Without any pictures, output the records exactly as they are.
━━━━━━━━━━
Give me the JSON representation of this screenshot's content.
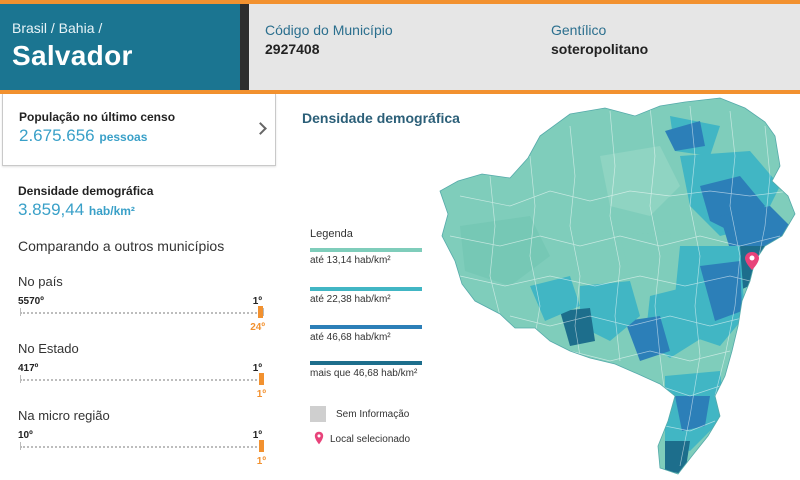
{
  "header": {
    "breadcrumb": "Brasil / Bahia /",
    "city": "Salvador",
    "codigo_label": "Código do Município",
    "codigo_value": "2927408",
    "gentilico_label": "Gentílico",
    "gentilico_value": "soteropolitano"
  },
  "populacao": {
    "label": "População no último censo",
    "value": "2.675.656",
    "unit": "pessoas"
  },
  "densidade": {
    "label": "Densidade demográfica",
    "value": "3.859,44",
    "unit": "hab/km²"
  },
  "comparando": {
    "title": "Comparando a outros municípios",
    "rows": [
      {
        "label": "No país",
        "total": "5570º",
        "first": "1º",
        "position": "24º",
        "rank_fraction": 0.996
      },
      {
        "label": "No Estado",
        "total": "417º",
        "first": "1º",
        "position": "1º",
        "rank_fraction": 1.0
      },
      {
        "label": "Na micro região",
        "total": "10º",
        "first": "1º",
        "position": "1º",
        "rank_fraction": 1.0
      }
    ]
  },
  "map": {
    "title": "Densidade demográfica",
    "legend": {
      "title": "Legenda",
      "items": [
        {
          "text": "até 13,14 hab/km²",
          "color": "#7fcdbb"
        },
        {
          "text": "até 22,38 hab/km²",
          "color": "#41b6c4"
        },
        {
          "text": "até 46,68 hab/km²",
          "color": "#2c7fb8"
        },
        {
          "text": "mais que 46,68 hab/km²",
          "color": "#1d6e8c"
        }
      ],
      "no_info": "Sem Informação",
      "no_info_color": "#cfcfcf",
      "local": "Local selecionado",
      "pin_color": "#e8437a"
    }
  },
  "colors": {
    "accent": "#f2912f",
    "brand": "#1b7591",
    "value_blue": "#39a0c8"
  }
}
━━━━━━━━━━
** Output for this exercise **
Give me the JSON representation of this screenshot's content.
{
  "header": {
    "breadcrumb": "Brasil / Bahia /",
    "city": "Salvador",
    "codigo_label": "Código do Município",
    "codigo_value": "2927408",
    "gentilico_label": "Gentílico",
    "gentilico_value": "soteropolitano"
  },
  "populacao": {
    "label": "População no último censo",
    "value": "2.675.656",
    "unit": "pessoas"
  },
  "densidade": {
    "label": "Densidade demográfica",
    "value": "3.859,44",
    "unit": "hab/km²"
  },
  "comparando": {
    "title": "Comparando a outros municípios",
    "rows": [
      {
        "label": "No país",
        "total": "5570º",
        "first": "1º",
        "position": "24º",
        "rank_fraction": 0.996
      },
      {
        "label": "No Estado",
        "total": "417º",
        "first": "1º",
        "position": "1º",
        "rank_fraction": 1.0
      },
      {
        "label": "Na micro região",
        "total": "10º",
        "first": "1º",
        "position": "1º",
        "rank_fraction": 1.0
      }
    ]
  },
  "map": {
    "title": "Densidade demográfica",
    "legend": {
      "title": "Legenda",
      "items": [
        {
          "text": "até 13,14 hab/km²",
          "color": "#7fcdbb"
        },
        {
          "text": "até 22,38 hab/km²",
          "color": "#41b6c4"
        },
        {
          "text": "até 46,68 hab/km²",
          "color": "#2c7fb8"
        },
        {
          "text": "mais que 46,68 hab/km²",
          "color": "#1d6e8c"
        }
      ],
      "no_info": "Sem Informação",
      "no_info_color": "#cfcfcf",
      "local": "Local selecionado",
      "pin_color": "#e8437a"
    }
  },
  "colors": {
    "accent": "#f2912f",
    "brand": "#1b7591",
    "value_blue": "#39a0c8"
  }
}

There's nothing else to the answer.